The Town Council voted 5-0 to approve a $74.7 million budget for fiscal year 2023 before a few town employees and a handful of viewers on Zoom in a special session at Town Hall Monday night. The budget was the only agenda item.
What does this mean for residents? For homeowners, the tax rate is going from $21.01 to $21.42 per $1,000 assessed value, a 41 cent increase. For someone with a house assessed at $500,000, the tax bill will go up by $205, to $10,710.
The new fiscal year starts July 1.
The commercial property tax rate will go from $23.25 to $24.39 per $1,000 assessed value. And the commercial personal property tax will increase from $30.23 to $31.77, with a $2,500 exemption.
This Town Council separated the three rates in 2019, their first year in office, to be able to leverage taxes paid by larger commercial businesses to offset residential property taxes. While the tax rate continues to increase, the rate of increase for homeowners the past three years was just below 1 percent. This year, the rate of increase is 1.95 percent.
“I think it was a good budget because it addressed a number of objectives,” said Town Council President Mark Schwager after the meeting. “We’ve tried to keep the tax rates reasonable and this year there were more stresses, including inflation and salary increases.”
“This is a tight, responsible budget,” said Vice President Mike Donegan during the meeting. He noted the commercial rates, particularly the personal property (also called the tangible) rate were still well below that of nearby communities.
Councilor Caryn Corenthal, who is a teacher, said it had been a “horrible year” for teachers in general, noting “Covid, mask requirements, book banning, phony CRT discussions and lately the most ridiculous thing of all, arming teachers…. So, in my opinion, teachers probably deserve bonuses. But on the other hand, my job as an elected official, it’s my job to represent the taxpayers…. The bulk of our money goes to the schools so I think it’s reasonable for me to ask questions regarding the school budget.”
The budget gives the schools $38.7 million, $500,000 less than the School Committee requested. At the School Committee meeting Tuesday, Chair Anne Musella said the panel would take up how to handle that gap at their next meeting, based on recommendations from Supt. Alexis Meyer. Town Manager Andy Nota has suggested and Town Council members have supported the idea that the committee could use money from its fund balance rather than make cuts (read more HERE).
Musella noted they had gotten good feedback from parents and others about the clarity of the district’s budgeting process this year and expressed frustration over comments made publicly questioning the district’s budgeting process.

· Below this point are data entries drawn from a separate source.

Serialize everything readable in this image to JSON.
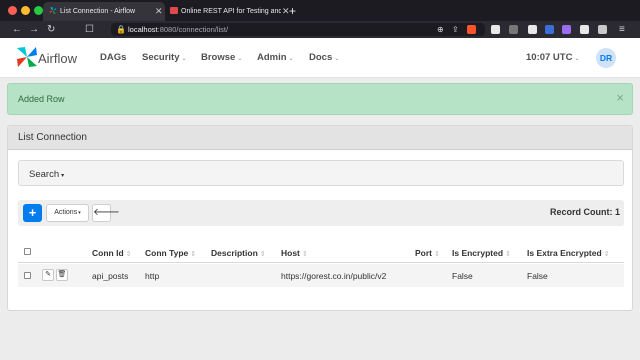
{
  "browser": {
    "tabs": [
      {
        "label": "List Connection - Airflow",
        "active": true
      },
      {
        "label": "Online REST API for Testing and Pr",
        "active": false
      }
    ],
    "new_tab_glyph": "+",
    "url_host": "localhost",
    "url_path": ":8080/connection/list/"
  },
  "navbar": {
    "brand": "Airflow",
    "items": [
      {
        "label": "DAGs",
        "dropdown": false
      },
      {
        "label": "Security",
        "dropdown": true
      },
      {
        "label": "Browse",
        "dropdown": true
      },
      {
        "label": "Admin",
        "dropdown": true
      },
      {
        "label": "Docs",
        "dropdown": true
      }
    ],
    "clock": "10:07 UTC",
    "avatar": "DR"
  },
  "flash": {
    "message": "Added Row",
    "close": "×",
    "color": "#b6e3c6"
  },
  "panel": {
    "title": "List Connection",
    "search_label": "Search",
    "actions_label": "Actions",
    "record_count": "Record Count: 1"
  },
  "table": {
    "columns": [
      "Conn Id",
      "Conn Type",
      "Description",
      "Host",
      "Port",
      "Is Encrypted",
      "Is Extra Encrypted"
    ],
    "rows": [
      {
        "conn_id": "api_posts",
        "conn_type": "http",
        "description": "",
        "host": "https://gorest.co.in/public/v2",
        "port": "",
        "is_encrypted": "False",
        "is_extra_encrypted": "False"
      }
    ]
  },
  "colors": {
    "accent": "#017cee",
    "brand_text": "#51504f"
  }
}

“I just don’t understand how anyone can say on a good faith basis that ‘you don’t know what you’re doing,’” she said, seeming to refer to comments made by Councilor Corenthal at earlier budget meetings.

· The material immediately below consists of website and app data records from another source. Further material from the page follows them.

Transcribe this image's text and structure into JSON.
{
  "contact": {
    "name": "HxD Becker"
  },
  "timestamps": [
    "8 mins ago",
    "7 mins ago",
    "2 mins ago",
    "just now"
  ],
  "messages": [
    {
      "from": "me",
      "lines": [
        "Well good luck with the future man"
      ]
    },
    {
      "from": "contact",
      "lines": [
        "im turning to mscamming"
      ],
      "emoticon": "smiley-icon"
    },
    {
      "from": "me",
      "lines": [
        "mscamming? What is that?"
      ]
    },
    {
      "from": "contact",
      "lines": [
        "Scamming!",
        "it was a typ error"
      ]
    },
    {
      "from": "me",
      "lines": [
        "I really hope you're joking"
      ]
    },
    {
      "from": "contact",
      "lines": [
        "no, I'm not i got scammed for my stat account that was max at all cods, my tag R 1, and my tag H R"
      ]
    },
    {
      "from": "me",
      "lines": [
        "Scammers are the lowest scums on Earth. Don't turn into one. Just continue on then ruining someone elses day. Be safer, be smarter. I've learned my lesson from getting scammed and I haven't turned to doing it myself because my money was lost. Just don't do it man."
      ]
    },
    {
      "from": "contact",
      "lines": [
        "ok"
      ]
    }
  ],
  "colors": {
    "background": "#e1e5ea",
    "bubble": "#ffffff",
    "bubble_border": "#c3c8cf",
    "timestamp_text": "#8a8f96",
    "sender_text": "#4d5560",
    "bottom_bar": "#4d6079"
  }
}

The budget approved Monday did not include the $5 million wastewater treatment budget EG News has included in earlier articles – the charter does not name a date by which the wastewater treatment budget must be finalized and because it is paid for by user fees, it does not have any bearing on property taxes.

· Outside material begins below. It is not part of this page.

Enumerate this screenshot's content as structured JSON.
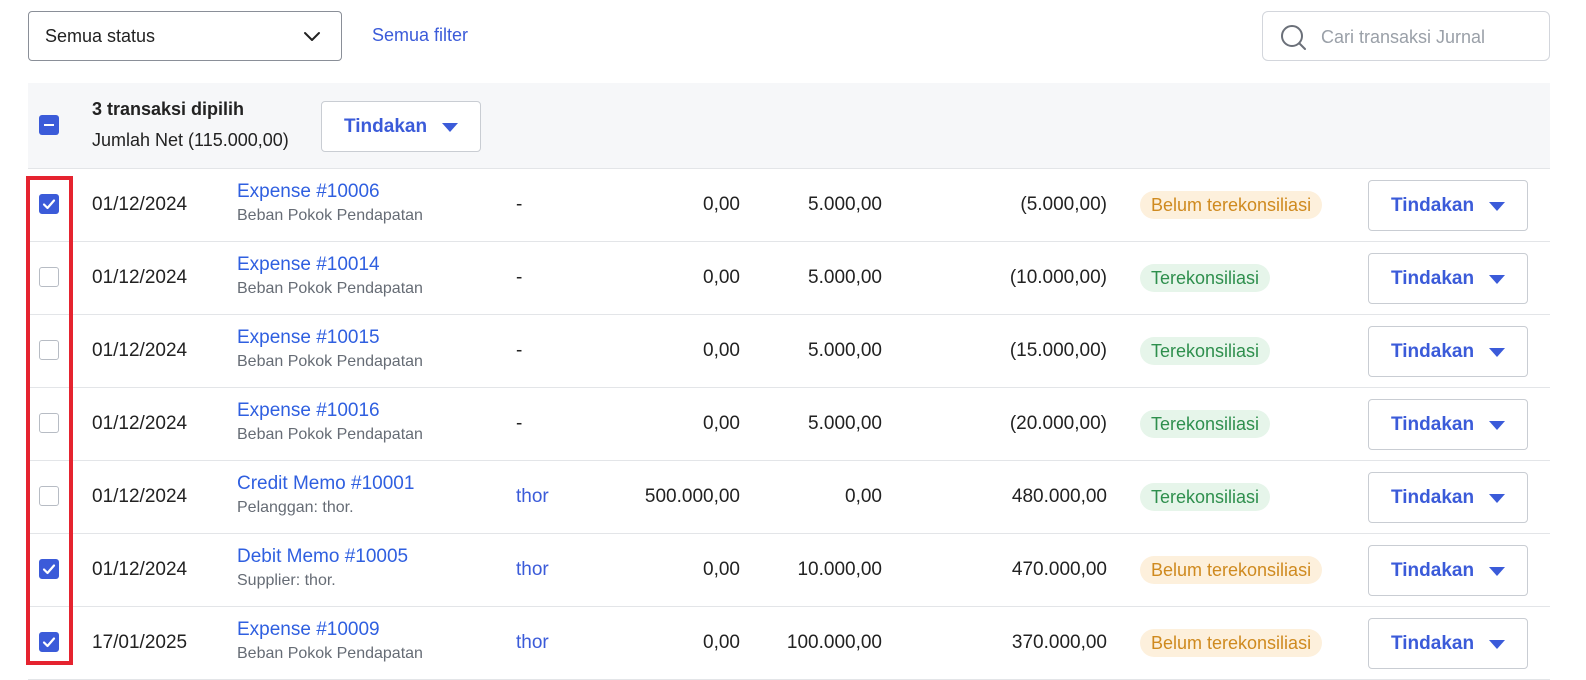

Find past budget articles here:
Councilors Say Schools Don’t Need Large Surplus
Tensions Flare Despite Spoken Shared Vision
Nota Proposed $79.6 Million Budget for FY2023
Find a link to the Town Manager’s budget HERE.
Just what a downward spiraling economy needs, more taxes! Why can’t we just be fiscally conservative here? We are paying all these taxes but what are we getting? Any nice parks, playgrounds, new schools, nice roads and sidewalks, community pool, ice rink, dog park, fields, courts, how about a community recreational center for people young and old to enjoy? Quality of life is key!
You are getting set up for the $100 Million school bond boondoggle. Wanna Bet?